(Data for this exercise)
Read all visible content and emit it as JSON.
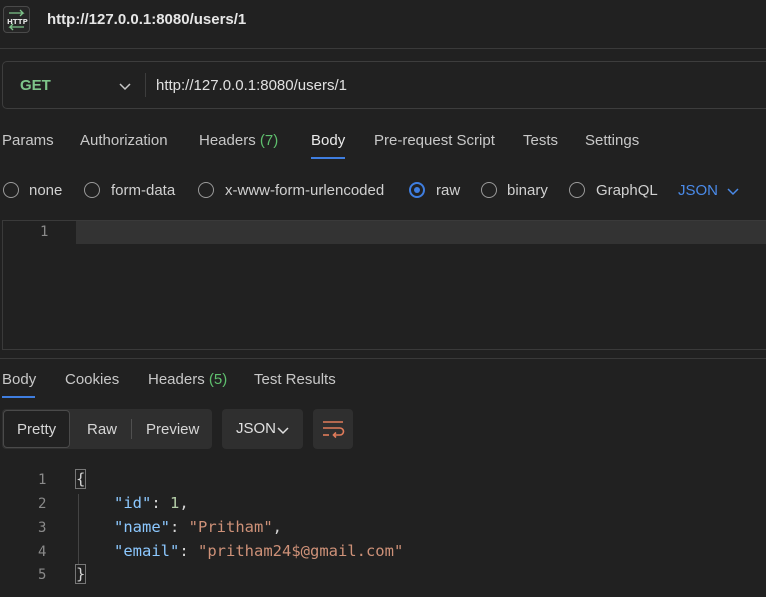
{
  "header": {
    "title": "http://127.0.0.1:8080/users/1"
  },
  "request": {
    "method": "GET",
    "url": "http://127.0.0.1:8080/users/1",
    "tabs": [
      {
        "label": "Params"
      },
      {
        "label": "Authorization"
      },
      {
        "label": "Headers",
        "count": "(7)"
      },
      {
        "label": "Body",
        "active": true
      },
      {
        "label": "Pre-request Script"
      },
      {
        "label": "Tests"
      },
      {
        "label": "Settings"
      }
    ],
    "body_modes": [
      {
        "label": "none"
      },
      {
        "label": "form-data"
      },
      {
        "label": "x-www-form-urlencoded"
      },
      {
        "label": "raw",
        "selected": true
      },
      {
        "label": "binary"
      },
      {
        "label": "GraphQL"
      }
    ],
    "raw_format": "JSON",
    "editor": {
      "line_numbers": [
        "1"
      ]
    }
  },
  "response": {
    "tabs": [
      {
        "label": "Body",
        "active": true
      },
      {
        "label": "Cookies"
      },
      {
        "label": "Headers",
        "count": "(5)"
      },
      {
        "label": "Test Results"
      }
    ],
    "views": [
      "Pretty",
      "Raw",
      "Preview"
    ],
    "active_view": "Pretty",
    "format": "JSON",
    "line_numbers": [
      "1",
      "2",
      "3",
      "4",
      "5"
    ],
    "lines": {
      "l1": "{",
      "id_key": "\"id\"",
      "id_val": "1",
      "name_key": "\"name\"",
      "name_val": "\"Pritham\"",
      "email_key": "\"email\"",
      "email_val": "\"pritham24$@gmail.com\"",
      "l5": "}",
      "colon": ": ",
      "comma": ","
    }
  },
  "colors": {
    "accent": "#3f7ee0",
    "method": "#7ec48a",
    "count": "#5fbf6e"
  }
}
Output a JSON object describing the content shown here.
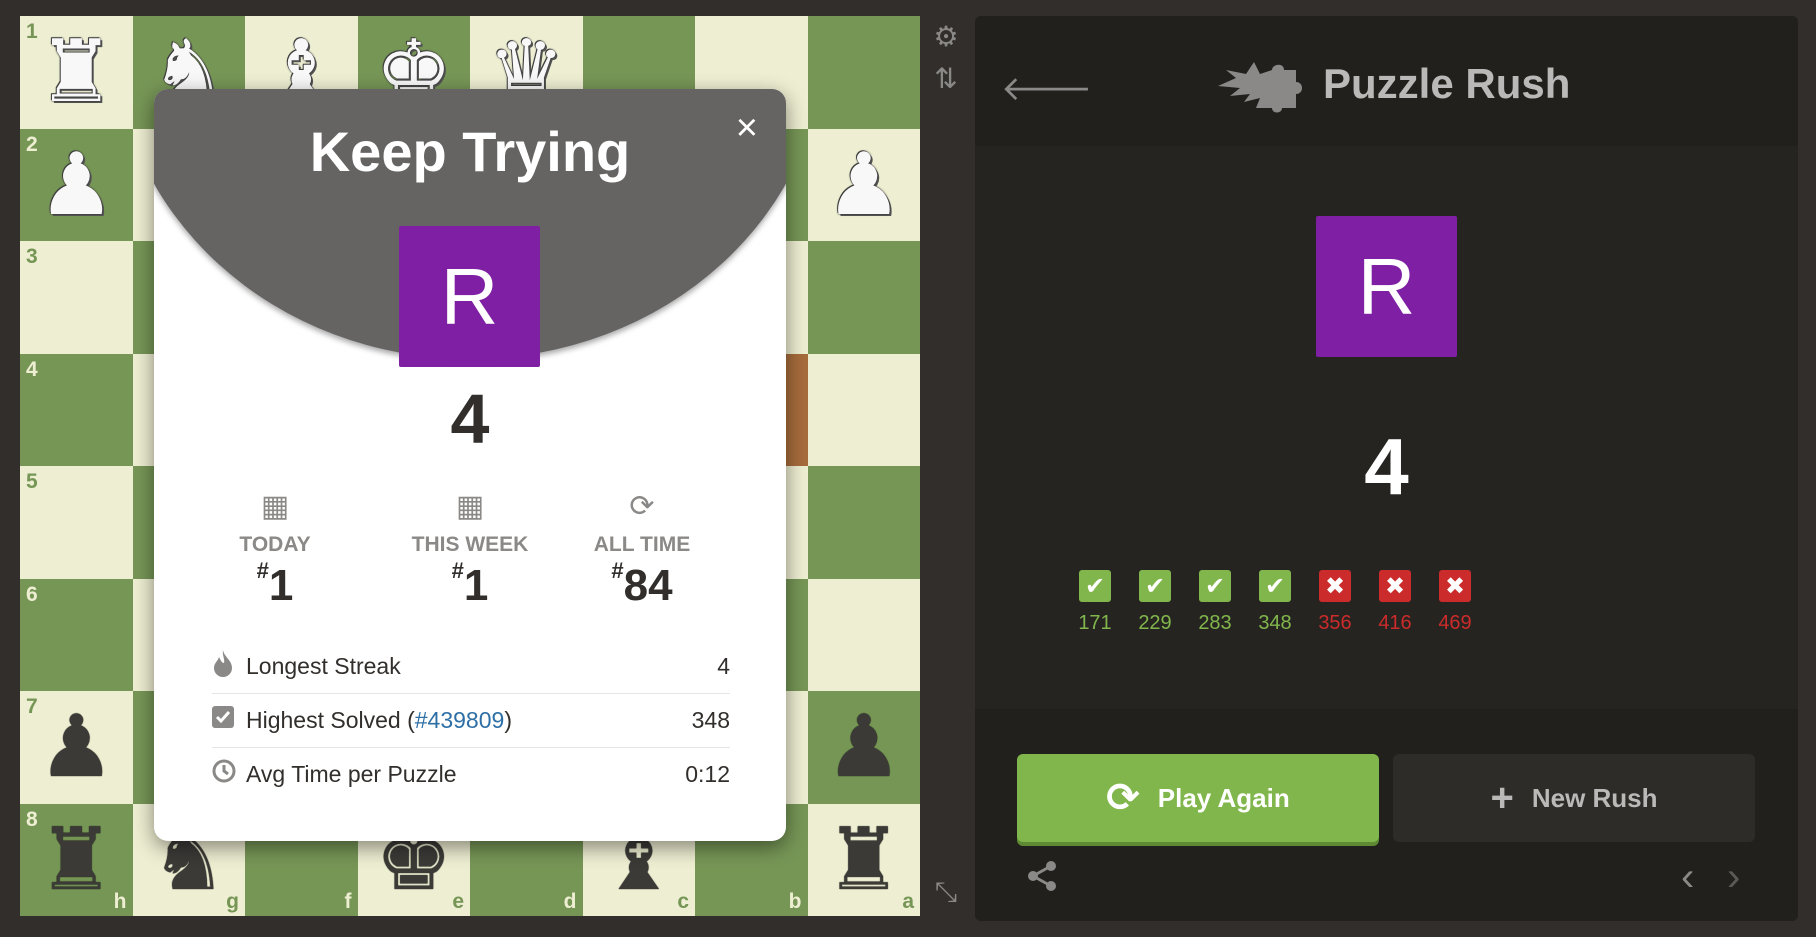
{
  "board": {
    "ranks": [
      "1",
      "2",
      "3",
      "4",
      "5",
      "6",
      "7",
      "8"
    ],
    "files": [
      "h",
      "g",
      "f",
      "e",
      "d",
      "c",
      "b",
      "a"
    ],
    "pieces": [
      {
        "square": "h1",
        "glyph": "♜",
        "color": "w",
        "name": "white-rook"
      },
      {
        "square": "g1",
        "glyph": "♞",
        "color": "w",
        "name": "white-knight"
      },
      {
        "square": "f1",
        "glyph": "♝",
        "color": "w",
        "name": "white-bishop"
      },
      {
        "square": "e1",
        "glyph": "♚",
        "color": "w",
        "name": "white-king"
      },
      {
        "square": "d1",
        "glyph": "♛",
        "color": "w",
        "name": "white-queen"
      },
      {
        "square": "h2",
        "glyph": "♟",
        "color": "w",
        "name": "white-pawn"
      },
      {
        "square": "a2",
        "glyph": "♟",
        "color": "w",
        "name": "white-pawn"
      },
      {
        "square": "h7",
        "glyph": "♟",
        "color": "b",
        "name": "black-pawn"
      },
      {
        "square": "a7",
        "glyph": "♟",
        "color": "b",
        "name": "black-pawn"
      },
      {
        "square": "h8",
        "glyph": "♜",
        "color": "b",
        "name": "black-rook"
      },
      {
        "square": "g8",
        "glyph": "♞",
        "color": "b",
        "name": "black-knight"
      },
      {
        "square": "e8",
        "glyph": "♚",
        "color": "b",
        "name": "black-king"
      },
      {
        "square": "c8",
        "glyph": "♝",
        "color": "b",
        "name": "black-bishop"
      },
      {
        "square": "a8",
        "glyph": "♜",
        "color": "b",
        "name": "black-rook"
      }
    ],
    "highlight_squares": [
      "b4"
    ],
    "colors": {
      "light": "#eeeed2",
      "dark": "#769656",
      "highlight": "#a66c3c"
    }
  },
  "tools": {
    "settings_icon": "gear-icon",
    "flip_icon": "flip-board-icon",
    "expand_icon": "expand-icon"
  },
  "modal": {
    "title": "Keep Trying",
    "close": "×",
    "avatar_letter": "R",
    "score": "4",
    "ranks": [
      {
        "icon": "calendar-icon",
        "glyph": "▦",
        "label": "TODAY",
        "value": "1"
      },
      {
        "icon": "calendar-icon",
        "glyph": "▦",
        "label": "THIS WEEK",
        "value": "1"
      },
      {
        "icon": "refresh-icon",
        "glyph": "⟳",
        "label": "ALL TIME",
        "value": "84"
      }
    ],
    "stats": [
      {
        "icon": "flame-icon",
        "glyph": "🔥",
        "label": "Longest Streak",
        "link": "",
        "value": "4"
      },
      {
        "icon": "checkbox-icon",
        "glyph": "☑",
        "label": "Highest Solved",
        "link": "#439809",
        "value": "348"
      },
      {
        "icon": "clock-icon",
        "glyph": "◷",
        "label": "Avg Time per Puzzle",
        "link": "",
        "value": "0:12"
      }
    ]
  },
  "panel": {
    "title": "Puzzle Rush",
    "avatar_letter": "R",
    "score": "4",
    "results": [
      {
        "status": "solved",
        "value": "171"
      },
      {
        "status": "solved",
        "value": "229"
      },
      {
        "status": "solved",
        "value": "283"
      },
      {
        "status": "solved",
        "value": "348"
      },
      {
        "status": "failed",
        "value": "356"
      },
      {
        "status": "failed",
        "value": "416"
      },
      {
        "status": "failed",
        "value": "469"
      }
    ],
    "play_again": "Play Again",
    "new_rush": "New Rush",
    "colors": {
      "avatar": "#7e1fa4",
      "success": "#81b64c",
      "fail": "#cb2b2b"
    }
  }
}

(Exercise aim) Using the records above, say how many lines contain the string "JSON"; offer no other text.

(Answer to the problem) 4